U.S. Supreme Court to Address Marketplace Fairness Issue; Decision Expected by July Regarding Sales Tax Collection on E-Commerce Purchases

The Supreme Court of the United States (SCOTUS) today agreed to address an issue that has long vexed the retail real estate sector, and deprived states and localities of much-needed tax revenue for infrastructure development and other community needs. The nation’s highest court “granted cert” in South Dakota v. Wayfair, Inc., to resolve the lingering debate over the constitutionality of collecting sales and use taxes that are due on consumer purchases made over the Internet.

  

South Dakota v. Wayfair, Inc.  is the latest judicial vehicle to seek a ruling from the nation’s highest Court to resolve the lingering debate over Internet sales tax collection. The International Council of Shopping Centers, Investment Program Association, Nareit®, and the National Association of REALTORS® joined a November, 2017   amicusbrief above, with The Roundtable.

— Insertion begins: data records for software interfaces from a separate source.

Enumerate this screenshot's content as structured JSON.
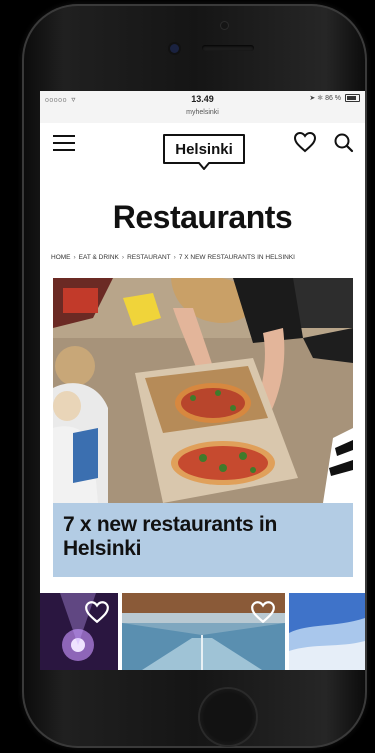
{
  "status_bar": {
    "carrier": "ooooo",
    "time": "13.49",
    "url": "myhelsinki",
    "battery": "86 %"
  },
  "header": {
    "logo_text": "Helsinki"
  },
  "page": {
    "title": "Restaurants"
  },
  "breadcrumb": {
    "items": [
      "HOME",
      "EAT & DRINK",
      "RESTAURANT",
      "7 X NEW RESTAURANTS IN HELSINKI"
    ],
    "separator": "›"
  },
  "hero": {
    "caption": "7 x new restaurants in Helsinki",
    "caption_bg": "#b3cce4"
  },
  "icons": {
    "menu": "hamburger-menu-icon",
    "favorite": "heart-icon",
    "search": "search-icon",
    "wifi": "wifi-icon",
    "battery": "battery-icon",
    "bluetooth": "bluetooth-icon",
    "location": "location-arrow-icon"
  }
}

In Wayfair, the Justices are expected to squarely resolve whether an antiquated legal doctrine known as the “physical presence” test should be overruled.  This test exempts on-line sellers from collecting sales and use taxes under the U.S. Constitution’s Commerce Clause unless they have an actual, physical retail outlet or other footprint in the state where the purchase is made – thus imposing sales tax collection burdens primarily on traditional brick-and-mortar” stores.

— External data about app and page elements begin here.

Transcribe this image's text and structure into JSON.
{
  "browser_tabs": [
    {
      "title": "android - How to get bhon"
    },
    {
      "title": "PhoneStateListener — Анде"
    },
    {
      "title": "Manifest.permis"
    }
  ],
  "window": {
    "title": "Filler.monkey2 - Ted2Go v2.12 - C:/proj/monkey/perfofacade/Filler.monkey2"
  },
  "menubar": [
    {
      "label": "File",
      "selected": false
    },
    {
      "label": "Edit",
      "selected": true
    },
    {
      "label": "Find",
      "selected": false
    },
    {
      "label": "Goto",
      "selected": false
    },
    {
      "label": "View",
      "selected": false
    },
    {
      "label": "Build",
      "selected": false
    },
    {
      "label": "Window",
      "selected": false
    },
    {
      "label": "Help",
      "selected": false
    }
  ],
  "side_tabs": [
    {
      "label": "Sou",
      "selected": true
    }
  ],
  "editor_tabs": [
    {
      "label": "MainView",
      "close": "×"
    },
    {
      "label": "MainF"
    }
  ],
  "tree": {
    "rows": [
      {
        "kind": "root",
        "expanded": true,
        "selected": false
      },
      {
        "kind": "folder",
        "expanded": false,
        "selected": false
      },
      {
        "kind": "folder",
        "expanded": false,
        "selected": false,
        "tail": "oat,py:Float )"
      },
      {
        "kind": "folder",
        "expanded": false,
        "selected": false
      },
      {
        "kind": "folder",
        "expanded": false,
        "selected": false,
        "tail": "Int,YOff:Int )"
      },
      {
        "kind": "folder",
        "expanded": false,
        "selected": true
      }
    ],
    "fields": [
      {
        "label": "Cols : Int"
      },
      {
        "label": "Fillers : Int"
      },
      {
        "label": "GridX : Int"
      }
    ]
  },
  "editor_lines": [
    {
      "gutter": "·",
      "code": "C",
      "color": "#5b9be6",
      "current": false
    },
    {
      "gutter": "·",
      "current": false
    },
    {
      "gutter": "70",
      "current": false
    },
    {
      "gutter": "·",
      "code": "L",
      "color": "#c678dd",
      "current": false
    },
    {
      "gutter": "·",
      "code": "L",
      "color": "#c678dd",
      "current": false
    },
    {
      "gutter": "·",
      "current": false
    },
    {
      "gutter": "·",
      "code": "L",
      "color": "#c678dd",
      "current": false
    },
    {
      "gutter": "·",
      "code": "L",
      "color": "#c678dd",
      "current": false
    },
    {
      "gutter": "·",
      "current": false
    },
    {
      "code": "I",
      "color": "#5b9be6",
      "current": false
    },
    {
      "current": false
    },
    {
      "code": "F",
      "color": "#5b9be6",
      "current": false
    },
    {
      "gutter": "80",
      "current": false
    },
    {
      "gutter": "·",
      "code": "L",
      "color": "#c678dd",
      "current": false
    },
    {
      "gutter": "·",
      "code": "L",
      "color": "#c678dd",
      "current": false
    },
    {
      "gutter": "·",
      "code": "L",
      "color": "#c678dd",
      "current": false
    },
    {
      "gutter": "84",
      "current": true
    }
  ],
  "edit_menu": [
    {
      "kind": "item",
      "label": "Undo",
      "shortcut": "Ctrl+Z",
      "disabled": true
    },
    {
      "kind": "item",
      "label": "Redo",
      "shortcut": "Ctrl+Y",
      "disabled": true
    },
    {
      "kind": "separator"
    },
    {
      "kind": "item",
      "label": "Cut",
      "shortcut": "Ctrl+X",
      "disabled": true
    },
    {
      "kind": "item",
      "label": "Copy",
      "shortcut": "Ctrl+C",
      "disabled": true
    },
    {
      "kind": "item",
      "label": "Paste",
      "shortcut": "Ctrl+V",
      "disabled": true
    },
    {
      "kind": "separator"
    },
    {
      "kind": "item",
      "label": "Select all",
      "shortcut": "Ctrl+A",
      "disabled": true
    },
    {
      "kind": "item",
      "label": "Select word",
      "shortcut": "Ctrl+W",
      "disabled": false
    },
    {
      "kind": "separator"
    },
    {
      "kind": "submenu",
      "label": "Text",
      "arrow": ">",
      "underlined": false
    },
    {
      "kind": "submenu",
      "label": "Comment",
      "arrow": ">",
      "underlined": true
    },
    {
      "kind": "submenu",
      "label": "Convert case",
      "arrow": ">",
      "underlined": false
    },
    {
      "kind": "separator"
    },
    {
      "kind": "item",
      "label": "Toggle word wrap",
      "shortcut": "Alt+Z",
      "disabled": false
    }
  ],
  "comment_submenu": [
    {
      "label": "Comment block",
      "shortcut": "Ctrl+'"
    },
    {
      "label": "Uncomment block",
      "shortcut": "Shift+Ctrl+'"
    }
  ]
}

A coalition of real estate groups (including The Real Estate Roundtable) filed an amicus curiae brief with SCOTUS last November, urging the Justices to accept the Wayfair case to challenge pre-Internet decisions from 1991 and 1967 (Quill Corp. v. North Dakota, 504 U.S. 298, and National Bellas Hess, Inc. v. Department of Revenue of Illinois, 386 U.S. 753, respectively). .  (See Roundtable Weekly, Nov. 3, 2017.)  This pair of decades-old opinions prohibits states from imposing sales and use tax collection obligations on web-based, catalog, and other retailers lacking an in-state “physical presence.”

“The direct harm that the [physical presence] rule inflicts on brick-and-mortar retail stores in considerable,” the real estate groups wrote in their brief.  “Local businesses struggle and increasingly fail to compete against online retailers that can offer customers identical goods for what is in effect up to a 10 percent discount.”

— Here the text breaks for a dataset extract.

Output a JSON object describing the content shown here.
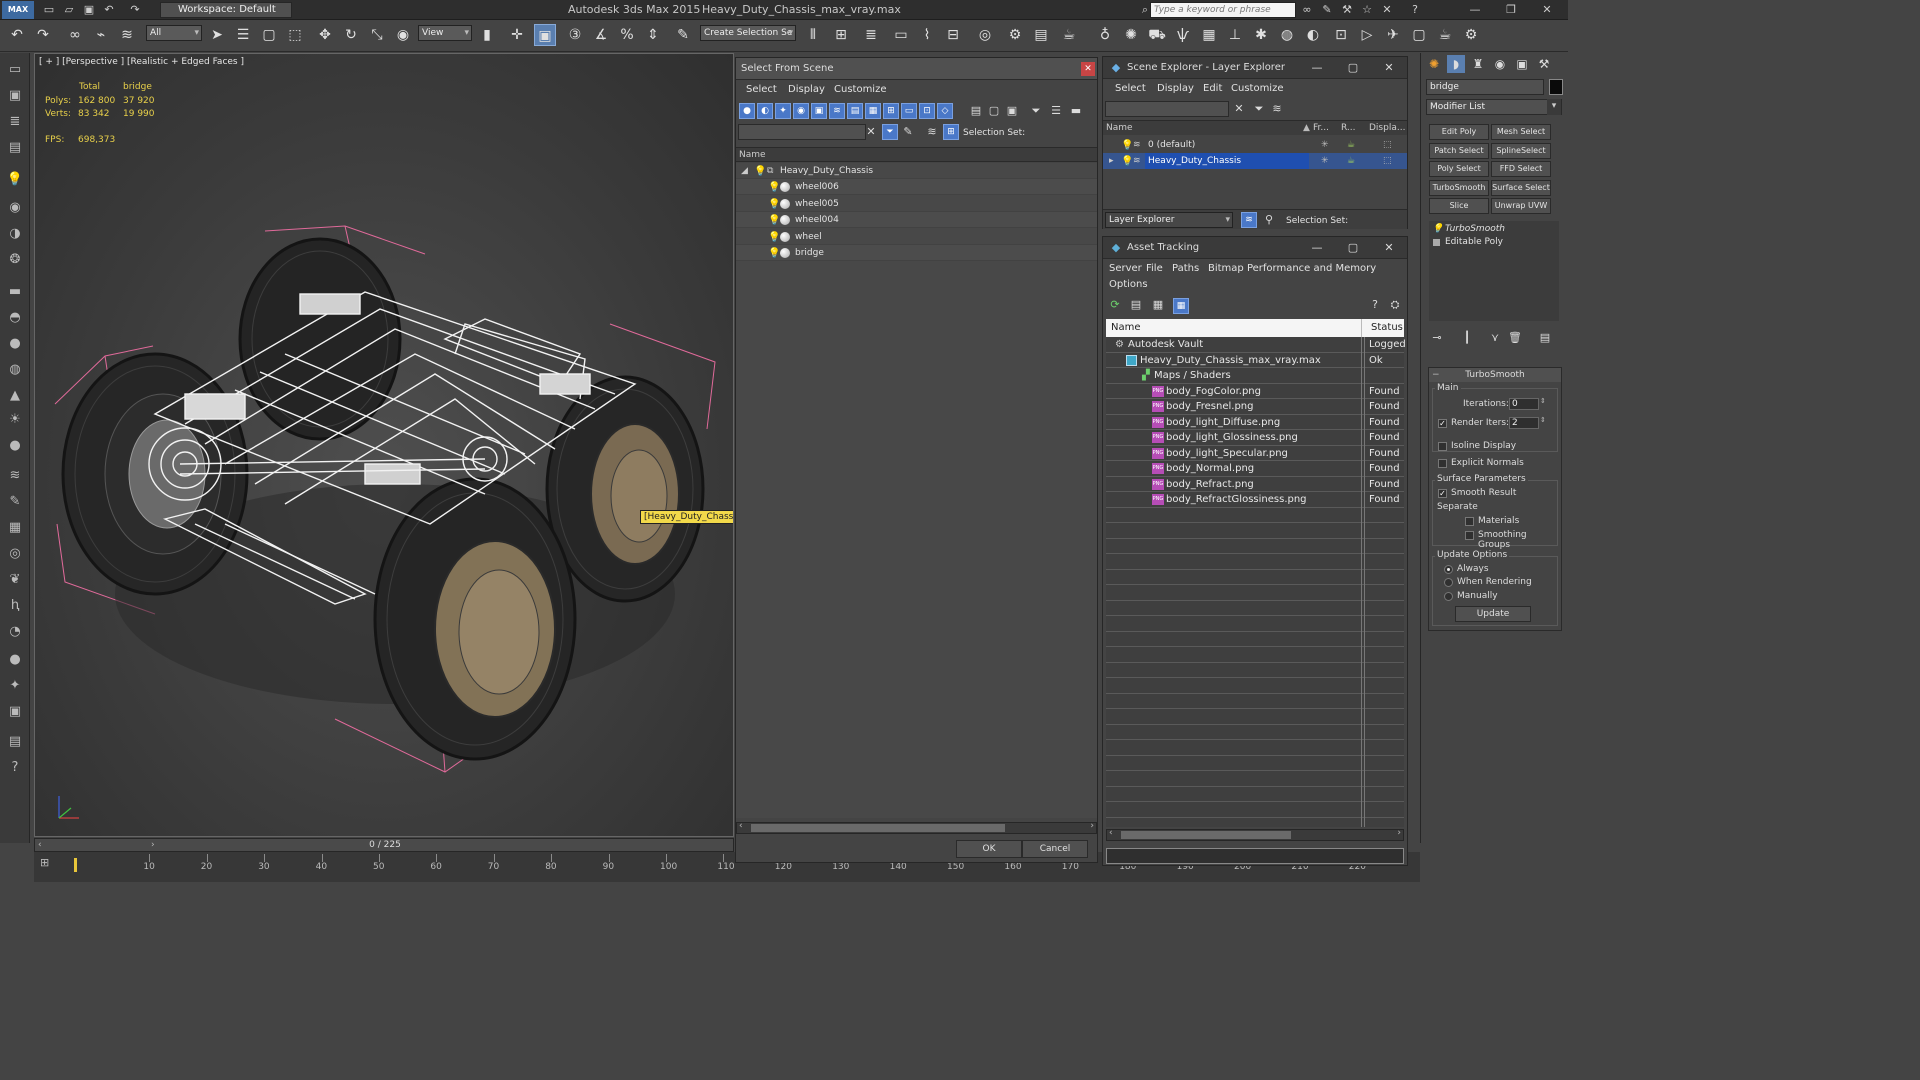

The amicus brief explains the “cascading effects” that call for the Supreme Court to revisit Quill and Bellas Hess.  Many brick-and-mortar stores “are integral to the social fabric of their communities,” and losing them because Internet retailers have a competitive tax collection advantage “increases unemployment and creates a sense of dislocation among community residents.” 

The outdated “physical presence” rule also causes “lost revenue from sales, property and income taxes” which “threatens the ability of state and local governments to provide much-needed public services” to their communities, the brief maintains.  Research data from The National Conference of State Legislatures and International Council of Shopping Centers shows that nearly 26 billion dollars in state and local sales taxes from online sales went uncollected in 2015.  (NCSL and ICSC, March 2017)

The Supreme Court is likely to hear oral argument in April and render a decision by the end of June.

Now that the case moves to the merits phase, a number of advocacy groups are expected to filed a second round of briefs urging a more modern, national standard from SCOTUS to reflect the purchasing preferences and habits of consumers this century.  (See SCOTUSblog’s Wayfair page.)  Since the 1992 Quill opinion, technological advances are now available to address the complexity of administering an online sales tax.  Amazon, for example, collects and remits sales tax  for consumer transactions in 45 states and the District of Columbia.

With today’s cert grant, additional briefing on the Internet sales tax issue is expected throughout the winter and early spring.  The high Court is likely to hear oral argument in April and render a decision by the end of June, when it traditionally breaks for the summer.   

The International Council of Shopping Centers, Investment Program Association, Nareit®, and the National Association of REALTORS® joined last November’s amicus brief  with The Roundtable.